The city of Bad Nauheim is located at the foot of the Taunus mountain range in Germany's Wetterau district. The Celts and Romans had already recognised the medicinal value of its waters but it was not until 1835 that it was converted into a modern spa town, following new hygiene trends that were dominating German medicine. Bad Nauheim belonged to the Grand Duchy of Hessen and by Rhine and at the beginning of the 20th century, Grand Duke Ernst Ludwig, a cultured and refined man who began an artists' colony at Mathildenhöhe in Darmstadt, completely redesigned the spa complex.
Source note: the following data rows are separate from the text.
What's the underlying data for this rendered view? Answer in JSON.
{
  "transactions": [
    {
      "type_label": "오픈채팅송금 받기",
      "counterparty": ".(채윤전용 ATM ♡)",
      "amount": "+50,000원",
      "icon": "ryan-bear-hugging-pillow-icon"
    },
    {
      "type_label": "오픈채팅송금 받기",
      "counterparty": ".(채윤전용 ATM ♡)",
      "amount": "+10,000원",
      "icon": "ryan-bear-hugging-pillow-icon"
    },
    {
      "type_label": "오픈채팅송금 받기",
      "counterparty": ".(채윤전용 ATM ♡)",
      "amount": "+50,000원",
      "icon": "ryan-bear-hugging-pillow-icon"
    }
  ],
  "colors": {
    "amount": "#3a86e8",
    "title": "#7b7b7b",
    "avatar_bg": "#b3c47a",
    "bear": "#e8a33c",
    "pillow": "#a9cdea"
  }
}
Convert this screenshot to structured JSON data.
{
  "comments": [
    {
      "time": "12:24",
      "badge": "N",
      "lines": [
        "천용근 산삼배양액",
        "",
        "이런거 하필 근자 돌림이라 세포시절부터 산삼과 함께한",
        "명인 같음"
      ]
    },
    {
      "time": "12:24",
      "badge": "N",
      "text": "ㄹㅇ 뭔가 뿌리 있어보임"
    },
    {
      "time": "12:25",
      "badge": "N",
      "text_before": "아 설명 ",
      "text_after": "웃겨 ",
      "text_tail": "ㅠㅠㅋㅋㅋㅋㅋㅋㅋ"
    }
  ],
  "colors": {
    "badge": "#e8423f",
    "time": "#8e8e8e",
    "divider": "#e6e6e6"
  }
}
Bad Nauheim became one of the most prestigious spa towns in Europe and people went there not only for medical reasons but also because it had become one of the centres where the aristocracy and high bourgeoisie gathered socially.
The architect Wilhelm Jost, the government's architectural inspector (Grossherzoglicher Regiunginspektor), designed the spa's various buildings, with valuable contributions by a number of Mathildenhöhe artists. The Grand Duke invited the following artists to participate in the project: the sculptors Heinrich Jobst and Karl Huber, the ceramicist Jakob Julius Scharvogel, and the painters Johann Josef Belz and Friedrich Wilhelm Kleukens, amongst others. The same work methods of Darmstadt were also applied in Bad Nauheim, in a search for a synthesis between functionalism and design.
The spa's central area is Sprudelhof, or fountain square, and its surrounding buildings, which were all designed according to a project by Wilhelm Jost between 1905 and 1911. The square is located in the centre of a main axis and is directly linked to the station. There are three fountains in the middle of the square, designed by Heinrich Jobst, and six bathhouses, three on each side, are arranged symmetrically around it. Each bathhouse has a grand entrance from which long corridors extend from end to end, with bath chambers along each corridor. The last bathhouse that was built, number 7, dates back to 1909 and already displays a trend towards design simplicity, which was a prelude to the works of architects and designers of the Modern Movement.
But beyond its excellent urban layout and the quality of its architectural design, the value of Bad Nauheim resides in the fact that it has become one of the places in which Jugendstil attained one of its main objectives: to achieve a synthesis of all the arts.